__Aim of the task__: Among the records below, which lines contain the string "labels"? Report them.

__Given information__:
- - - - -
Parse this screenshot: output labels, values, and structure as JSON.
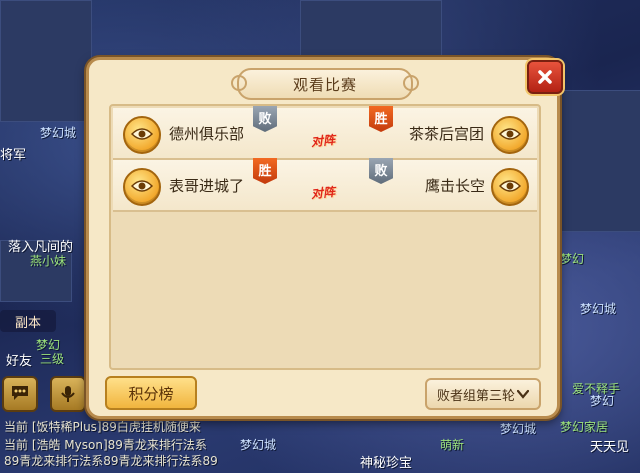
{
  "dialog": {
    "title": "观看比赛",
    "vs_label": "对阵",
    "matches": [
      {
        "left_team": "德州俱乐部",
        "left_result": "败",
        "right_team": "茶茶后宫团",
        "right_result": "胜"
      },
      {
        "left_team": "表哥进城了",
        "left_result": "胜",
        "right_team": "鹰击长空",
        "right_result": "败"
      }
    ],
    "rank_button": "积分榜",
    "round_select": "败者组第三轮"
  },
  "world": {
    "labels": {
      "a": "梦幻城",
      "b": "将军",
      "c": "落入凡间的",
      "d": "燕小妹",
      "e": "好友",
      "f": "梦幻",
      "g": "三级",
      "h": "梦幻城",
      "i": "萌新",
      "j": "神秘珍宝",
      "k": "梦幻",
      "l": "梦幻城",
      "m": "爱不释手",
      "n": "梦幻城",
      "o": "梦幻家居",
      "p": "梦幻",
      "q": "天天见"
    },
    "dungeon_button": "副本",
    "chat": [
      "当前 [饭特稀Plus]89白虎挂机随便来",
      "当前 [浩皓 Myson]89青龙来排行法系",
      "89青龙来排行法系89青龙来排行法系89"
    ]
  },
  "colors": {
    "win": "#e0561a",
    "lose": "#7a8795",
    "panel": "#f6e8c7",
    "frame": "#b88b4d"
  }
}
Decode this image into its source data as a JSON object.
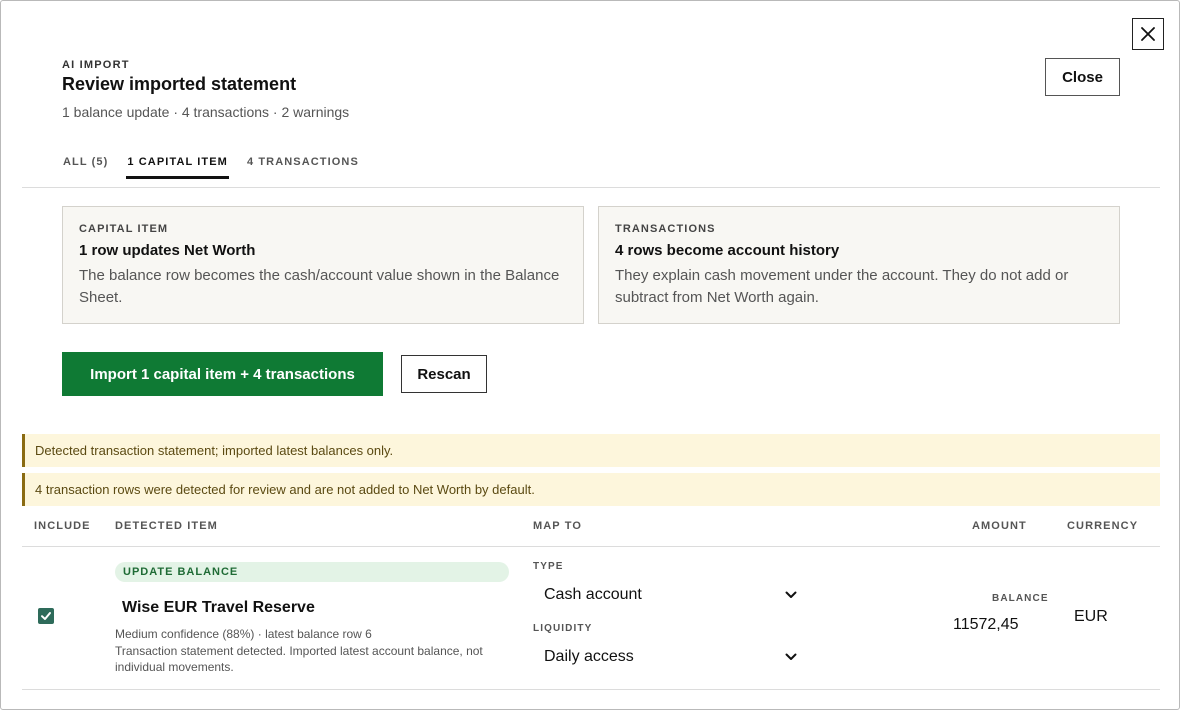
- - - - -
__Exercise response__:
Parse this screenshot: output labels, values, and structure as JSON.
    "labels": {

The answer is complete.